Traditionally, we Americans take to the highways when vacationing in our own country — and with good reason: In such a large landmass, we find scenic beauty, historic sites and cultural diversity. But you also can count on high gas prices, traffic jams and the hassle of moving from one hotel to another each day.
Plus, budgeting for the do-it-yourself vacation is always a challenge, because the cost of meals is a big unknown. Increasingly, however, cruise lines seem to be adapting a phrase coined by the bus industry in the 1970s, “Leave The Driving To Us.”
Over the past decade, homeland cruising has sky rocked in popularity as cruise lines offer enticing itineraries that allow us to visit America’s tourist areas affordably — and comfortably. Board a ship and unpack once to enjoy an unhurried week with pampering cabin service, an endless array of food and evening entertainment. Each day your floating hotel arrives in a port with sightseeing options either within walking distance or on a shore excursion.
Following are my four favorite American itineraries.
- Hawaii. There are few places on earth as beautiful as Hawaii — with lush tropical vegetation, high craggy peaks, volcanoes and sweeping Pacific beaches. Cruise for a week, and you’ll arrive each day in a tropical paradise that you will have a chance to experience on shore excursions that include nature walks, helicopter flight-seeing, tropical forest tours and snorkeling.Combine a Hawaii cruise with a Pacific crossing from Vancouver, Canada or Ensenada, Mexico, aboard the dozen or so ships sailing on this route. Your itinerary will include stops in Hilo and Kona on the Big Isle plus Kahului on Maui and Nawilliwilli, Kauai.

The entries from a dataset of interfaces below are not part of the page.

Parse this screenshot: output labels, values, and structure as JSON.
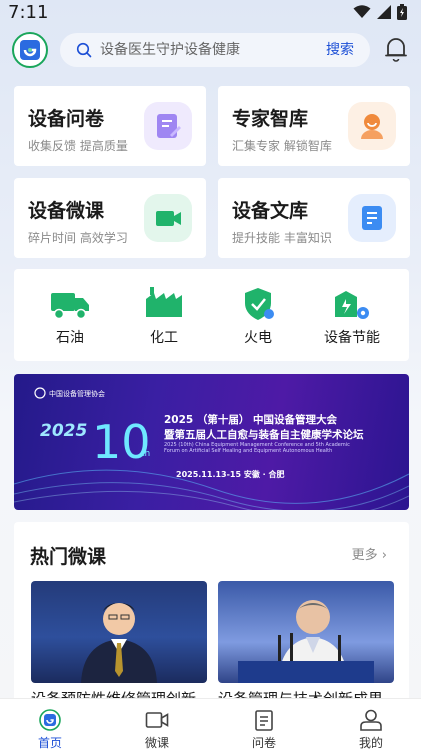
{
  "status": {
    "time": "7:11"
  },
  "search": {
    "placeholder": "设备医生守护设备健康",
    "button": "搜索"
  },
  "feature_cards": [
    {
      "title": "设备问卷",
      "subtitle": "收集反馈 提高质量",
      "icon": "questionnaire-icon"
    },
    {
      "title": "专家智库",
      "subtitle": "汇集专家 解锁智库",
      "icon": "expert-icon"
    },
    {
      "title": "设备微课",
      "subtitle": "碎片时间 高效学习",
      "icon": "video-icon"
    },
    {
      "title": "设备文库",
      "subtitle": "提升技能 丰富知识",
      "icon": "document-icon"
    }
  ],
  "industries": [
    {
      "label": "石油",
      "icon": "truck-icon"
    },
    {
      "label": "化工",
      "icon": "factory-icon"
    },
    {
      "label": "火电",
      "icon": "shield-icon"
    },
    {
      "label": "设备节能",
      "icon": "energy-gear-icon"
    }
  ],
  "banner": {
    "org": "中国设备管理协会",
    "year": "2025",
    "edition_num": "10",
    "edition_suffix": "th",
    "line1": "2025 （第十届） 中国设备管理大会",
    "line2": "暨第五届人工自愈与装备自主健康学术论坛",
    "english": "2025 (10th) China Equipment Management Conference and 5th Academic Forum on Artificial Self Healing and Equipment Autonomous Health",
    "date": "2025.11.13-15   安徽 · 合肥"
  },
  "hot": {
    "title": "热门微课",
    "more": "更多",
    "videos": [
      {
        "title": "设备预防性维修管理创新"
      },
      {
        "title": "设备管理与技术创新成果"
      }
    ]
  },
  "tabs": [
    {
      "label": "首页",
      "active": true
    },
    {
      "label": "微课",
      "active": false
    },
    {
      "label": "问卷",
      "active": false
    },
    {
      "label": "我的",
      "active": false
    }
  ],
  "colors": {
    "accent": "#1c4fd6",
    "green": "#1aa65b"
  }
}
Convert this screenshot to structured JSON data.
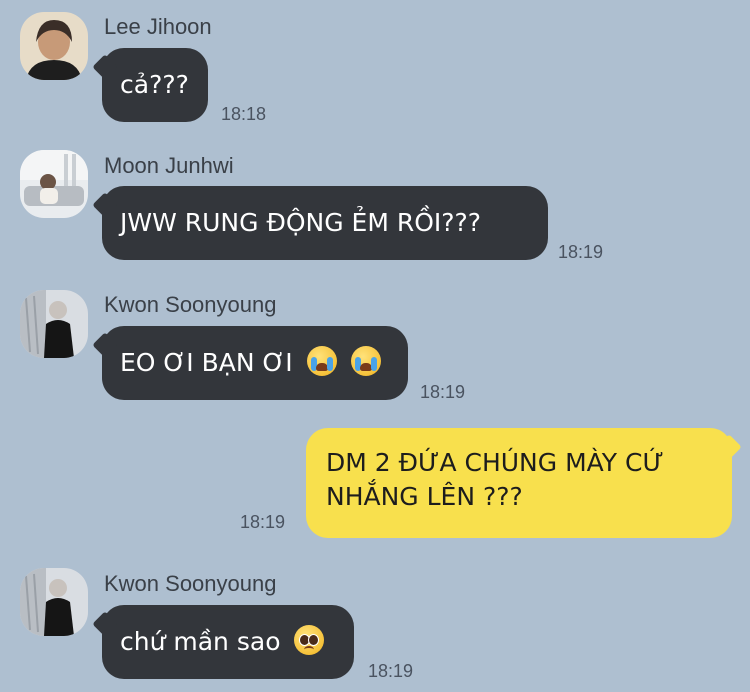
{
  "messages": [
    {
      "sender": "Lee Jihoon",
      "text": "cả???",
      "time": "18:18"
    },
    {
      "sender": "Moon Junhwi",
      "text": "JWW RUNG ĐỘNG ẺM RỒI???",
      "time": "18:19"
    },
    {
      "sender": "Kwon Soonyoung",
      "text": "EO ƠI BẠN ƠI",
      "emojis": [
        "loudly-crying-face-icon",
        "loudly-crying-face-icon"
      ],
      "time": "18:19"
    },
    {
      "sender": "me",
      "text_line1": "DM 2 ĐỨA CHÚNG MÀY CỨ",
      "text_line2": "NHẮNG LÊN ???",
      "time": "18:19"
    },
    {
      "sender": "Kwon Soonyoung",
      "text": "chứ mần sao",
      "emojis": [
        "pleading-face-icon"
      ],
      "time": "18:19"
    }
  ],
  "colors": {
    "background": "#aebfd0",
    "incoming_bubble": "#33363b",
    "outgoing_bubble": "#f8e04d"
  }
}
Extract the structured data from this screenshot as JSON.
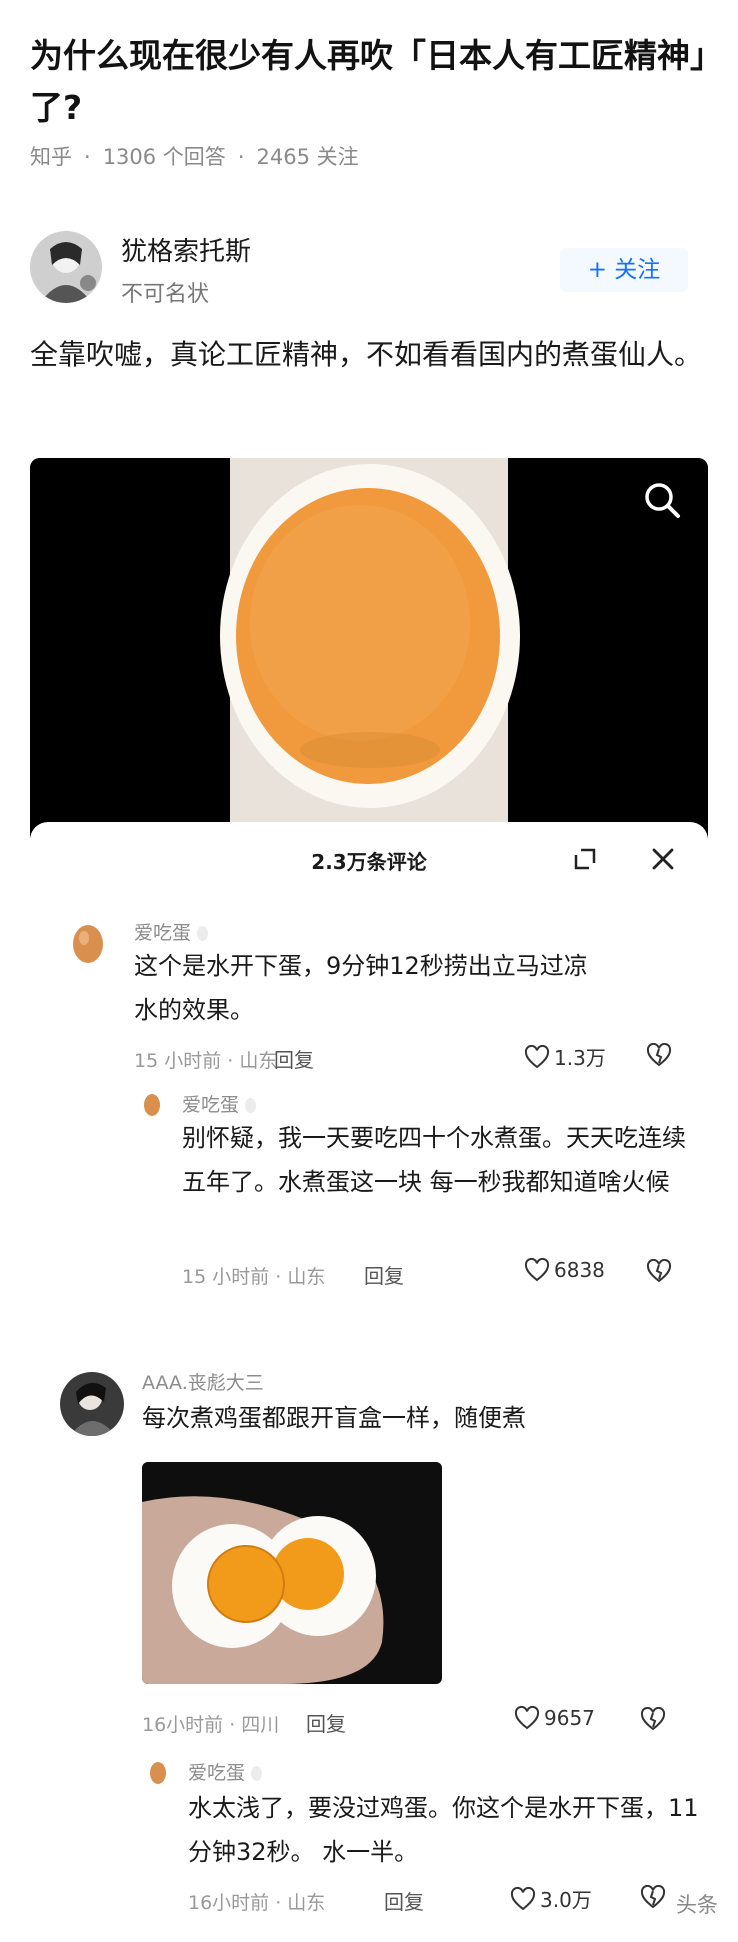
{
  "question": {
    "title": "为什么现在很少有人再吹「日本人有工匠精神」了?",
    "source": "知乎",
    "answers_count": "1306 个回答",
    "follows_count": "2465 关注"
  },
  "author": {
    "name": "犹格索托斯",
    "bio": "不可名状",
    "follow_label": "+ 关注"
  },
  "answer": {
    "text": "全靠吹嘘，真论工匠精神，不如看看国内的煮蛋仙人。"
  },
  "comments_panel": {
    "title": "2.3万条评论"
  },
  "comments": [
    {
      "username": "爱吃蛋",
      "text": "这个是水开下蛋，9分钟12秒捞出立马过凉水的效果。",
      "time_location": "15 小时前 · 山东",
      "reply_label": "回复",
      "likes": "1.3万"
    },
    {
      "username": "爱吃蛋",
      "text": "别怀疑，我一天要吃四十个水煮蛋。天天吃连续五年了。水煮蛋这一块 每一秒我都知道啥火候",
      "time_location": "15 小时前 · 山东",
      "reply_label": "回复",
      "likes": "6838"
    },
    {
      "username": "AAA.丧彪大三",
      "text": "每次煮鸡蛋都跟开盲盒一样，随便煮",
      "time_location": "16小时前 · 四川",
      "reply_label": "回复",
      "likes": "9657"
    },
    {
      "username": "爱吃蛋",
      "text": "水太浅了，要没过鸡蛋。你这个是水开下蛋，11分钟32秒。 水一半。",
      "time_location": "16小时前 · 山东",
      "reply_label": "回复",
      "likes": "3.0万"
    }
  ],
  "watermark": "头条"
}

On the Big Island, be sure to get to the top of Mona Kea, the earth’s largest volcano, where observatories dot the rim. On Maui beaches you’ll find surfers riding enormous waves. Try your luck at deep sea fishing, or sit back and relax on a catamaran cruise. Explore the sights beneath the sea snorkeling. Golfers visiting Hawaii have eight of the country’s 25 top resorts courses to choose from.
- New England. Each fall, half-dozen cruise lines sail between New York and Montreal — with stops in Boston, Newport and/or Bar Harbor, Maine. A one-week cruise combines historic attractions of Colonial America with visits to grand estates of the wealthy perched on craggy ocean cliffs and the rugged scenery of the Northeast Coast.In Boston, be sure to stop for a lobster salad sandwich and bowl of clam chowder, true New England delicacies. And don’t miss a visit to the Breakers in Newport, where the Vanderbilt family built their 70-room summer “cottage” at the end of the 19th century.
Skip the port town of Bar Harbor only if you must, but don’t miss the view from Cadillac Mountain and the beauty of Arcadia National Park with its rugged coastal beauty. Golfers can tee off at Kebo Valley Golf Club, the country’s eighth oldest golf course, which wraps itself between the mountains and the sea.
- Alaska. Second in popularity only to the Caribbean, Alaska is a region of stark beauty, diverse animals, marine life and the frontier spirit. Whales and dolphins accompany ships sailing from Seattle or Vancouver, a mix of large vessels and small ships carrying eco-tourists and naturalists.In port, sightseeing options include salmon fishing, touring by helicopter or small plane, salmon bakes, walking on glaciers, panning for gold and scenic rail excursions. Key ports include Ketchikan, Skagway and Juneau.Ships stopping in Glacier Bay and Hubbard Glacier bring some of nature’s most awesome beauty up close, as passengers experience the thundering echo of a glacier calving a short distance from the ship.
Those who opt for a up-close encounter with nature will love the small ships of Cruise West, Lindblad Expeditions and Clipper Cruise Line, which cruise right up to sea lion colonies and Cliffside bird rookeries and whales up close.
Extend your cruise with an Alaska ground tour that includes a visit to Denali by domed train, stays in cozy mountain resorts and wildlife tours. Princess Cruises and Holland America Line boast the largest selection.
- West Coast. Each fall and spring cruise lines reposition ships between winter and summer cruising areas. It’s a time when dozens of vessels move between the Caribbean or Mexico and Alaska, offering wonderful opportunities for voyages that stop in rarely visited West Coast ports in California, Oregon and Washington.
There are many cruises, ranging from three to seven days. Also, Majestic America Line operates two new sternwheelers, with cruises on the Columbia River each spring and fall that include stops in Astoria (the company also cruises Alaska using its new sternwheelers).